====== Data to examine ======

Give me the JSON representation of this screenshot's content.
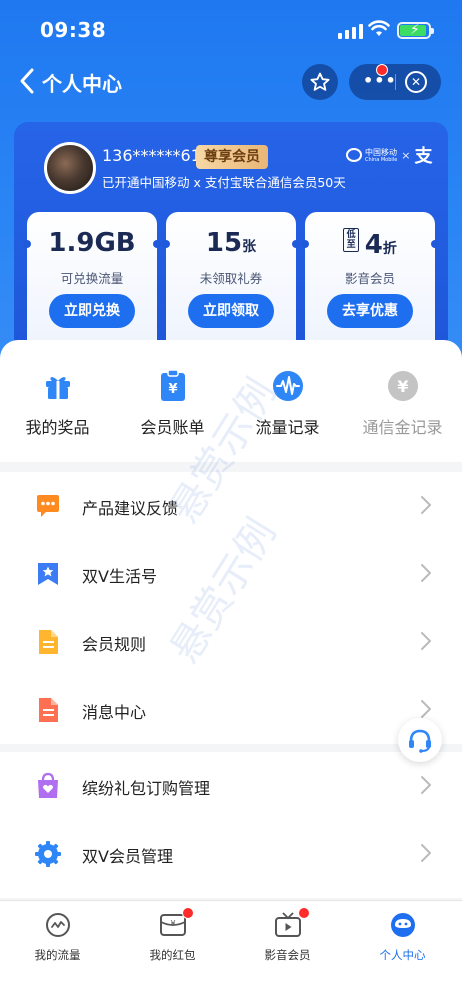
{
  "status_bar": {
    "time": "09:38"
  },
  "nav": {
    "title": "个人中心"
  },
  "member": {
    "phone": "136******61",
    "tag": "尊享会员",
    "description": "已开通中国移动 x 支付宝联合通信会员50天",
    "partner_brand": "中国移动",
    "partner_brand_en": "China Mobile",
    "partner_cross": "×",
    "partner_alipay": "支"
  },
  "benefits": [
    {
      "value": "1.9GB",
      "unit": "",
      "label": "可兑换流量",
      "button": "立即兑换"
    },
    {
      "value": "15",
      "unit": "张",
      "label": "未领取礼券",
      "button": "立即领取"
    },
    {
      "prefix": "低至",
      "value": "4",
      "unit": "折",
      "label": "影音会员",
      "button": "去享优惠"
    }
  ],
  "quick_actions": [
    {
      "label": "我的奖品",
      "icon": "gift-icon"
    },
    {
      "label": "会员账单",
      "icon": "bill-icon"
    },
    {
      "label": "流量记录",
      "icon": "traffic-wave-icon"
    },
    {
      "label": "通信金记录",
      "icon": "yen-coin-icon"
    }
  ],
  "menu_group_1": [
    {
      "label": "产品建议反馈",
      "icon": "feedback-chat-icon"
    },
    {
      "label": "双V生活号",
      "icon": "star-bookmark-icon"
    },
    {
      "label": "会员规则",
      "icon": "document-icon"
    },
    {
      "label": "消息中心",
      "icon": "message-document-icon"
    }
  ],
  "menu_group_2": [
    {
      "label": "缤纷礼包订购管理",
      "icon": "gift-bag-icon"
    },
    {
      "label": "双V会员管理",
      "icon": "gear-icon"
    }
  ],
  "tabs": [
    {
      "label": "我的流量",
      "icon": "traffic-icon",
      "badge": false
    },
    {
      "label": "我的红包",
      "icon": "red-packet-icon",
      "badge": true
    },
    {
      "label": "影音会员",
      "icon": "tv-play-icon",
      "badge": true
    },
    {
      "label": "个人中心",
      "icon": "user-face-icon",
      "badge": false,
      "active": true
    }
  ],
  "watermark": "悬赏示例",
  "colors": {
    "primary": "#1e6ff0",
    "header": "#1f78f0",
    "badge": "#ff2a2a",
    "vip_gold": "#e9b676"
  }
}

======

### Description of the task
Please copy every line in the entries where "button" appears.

### Output of the task
      "button": "立即兑换"
      "button": "立即领取"
      "button": "去享优惠"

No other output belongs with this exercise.